Problem: Every line below that includes the word "батареи" needs to be copied.

↓↓↓

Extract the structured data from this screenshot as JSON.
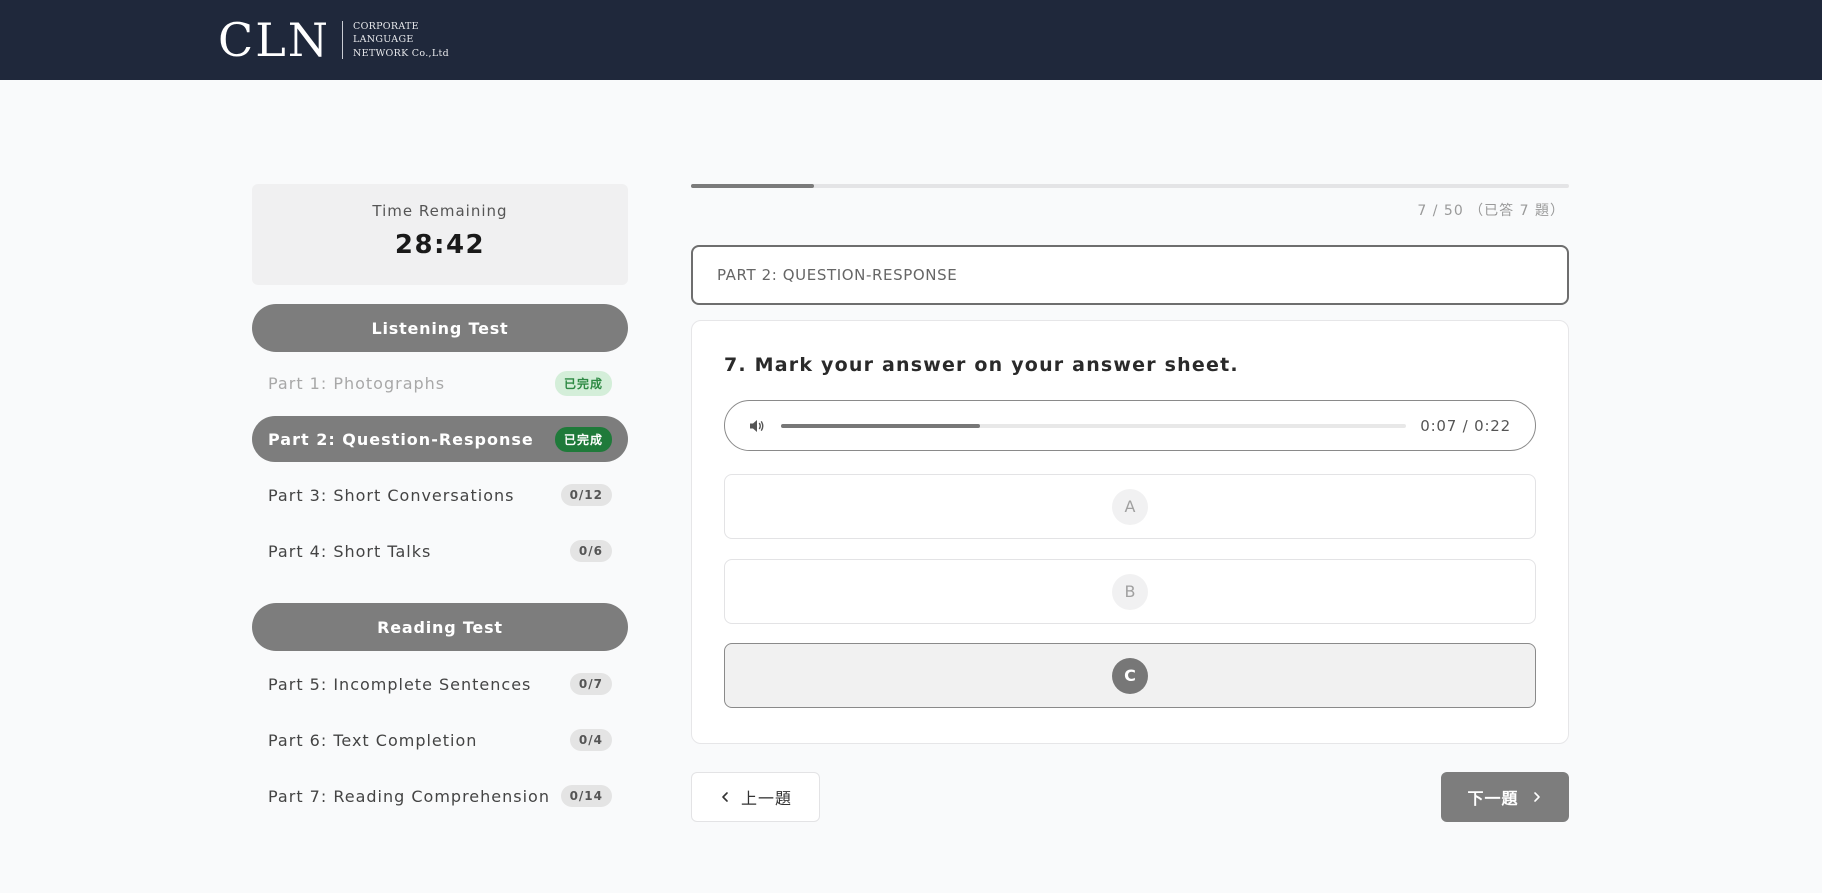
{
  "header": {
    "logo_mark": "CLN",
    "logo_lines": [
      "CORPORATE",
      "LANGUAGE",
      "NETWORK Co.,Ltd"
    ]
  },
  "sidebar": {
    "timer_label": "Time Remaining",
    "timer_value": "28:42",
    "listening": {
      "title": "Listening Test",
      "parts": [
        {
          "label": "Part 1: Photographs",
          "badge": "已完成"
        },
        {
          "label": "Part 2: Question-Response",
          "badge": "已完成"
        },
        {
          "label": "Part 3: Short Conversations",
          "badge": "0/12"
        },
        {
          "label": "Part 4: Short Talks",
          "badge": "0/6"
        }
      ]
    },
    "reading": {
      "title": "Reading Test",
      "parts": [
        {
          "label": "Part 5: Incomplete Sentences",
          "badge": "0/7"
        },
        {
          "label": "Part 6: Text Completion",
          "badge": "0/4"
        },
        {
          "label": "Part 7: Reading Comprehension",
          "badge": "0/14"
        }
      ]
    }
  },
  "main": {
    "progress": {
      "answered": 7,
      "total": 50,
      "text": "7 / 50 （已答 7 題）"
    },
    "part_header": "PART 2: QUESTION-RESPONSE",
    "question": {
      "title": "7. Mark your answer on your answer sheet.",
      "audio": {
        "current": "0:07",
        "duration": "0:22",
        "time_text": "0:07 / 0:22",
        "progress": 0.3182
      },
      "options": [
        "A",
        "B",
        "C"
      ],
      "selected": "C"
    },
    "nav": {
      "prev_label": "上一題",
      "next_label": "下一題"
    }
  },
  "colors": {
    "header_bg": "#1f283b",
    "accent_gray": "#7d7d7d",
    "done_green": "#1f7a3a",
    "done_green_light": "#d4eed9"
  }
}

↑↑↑
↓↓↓

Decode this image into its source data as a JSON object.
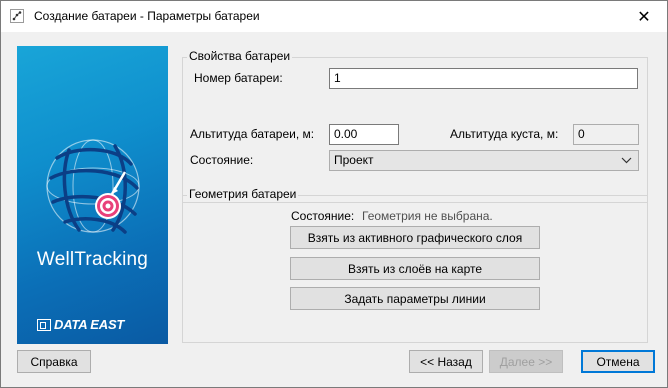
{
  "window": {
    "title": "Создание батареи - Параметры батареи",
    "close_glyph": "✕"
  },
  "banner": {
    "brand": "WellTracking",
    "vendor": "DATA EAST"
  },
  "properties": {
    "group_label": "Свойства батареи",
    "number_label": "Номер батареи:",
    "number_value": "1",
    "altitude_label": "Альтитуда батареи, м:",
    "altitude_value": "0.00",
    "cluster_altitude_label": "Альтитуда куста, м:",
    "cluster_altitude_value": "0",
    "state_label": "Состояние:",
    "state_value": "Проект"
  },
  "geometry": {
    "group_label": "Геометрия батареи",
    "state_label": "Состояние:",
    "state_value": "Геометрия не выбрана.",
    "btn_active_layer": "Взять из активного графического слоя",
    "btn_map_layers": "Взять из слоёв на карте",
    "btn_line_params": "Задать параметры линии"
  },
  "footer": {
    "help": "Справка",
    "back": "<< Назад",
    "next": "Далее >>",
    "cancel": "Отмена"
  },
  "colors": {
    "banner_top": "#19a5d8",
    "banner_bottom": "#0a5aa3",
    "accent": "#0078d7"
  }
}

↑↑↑

Output of the exercise:
    "title": "Создание батареи - Параметры батареи",
    "group_label": "Свойства батареи",
    "number_label": "Номер батареи:",
    "altitude_label": "Альтитуда батареи, м:",
    "group_label": "Геометрия батареи",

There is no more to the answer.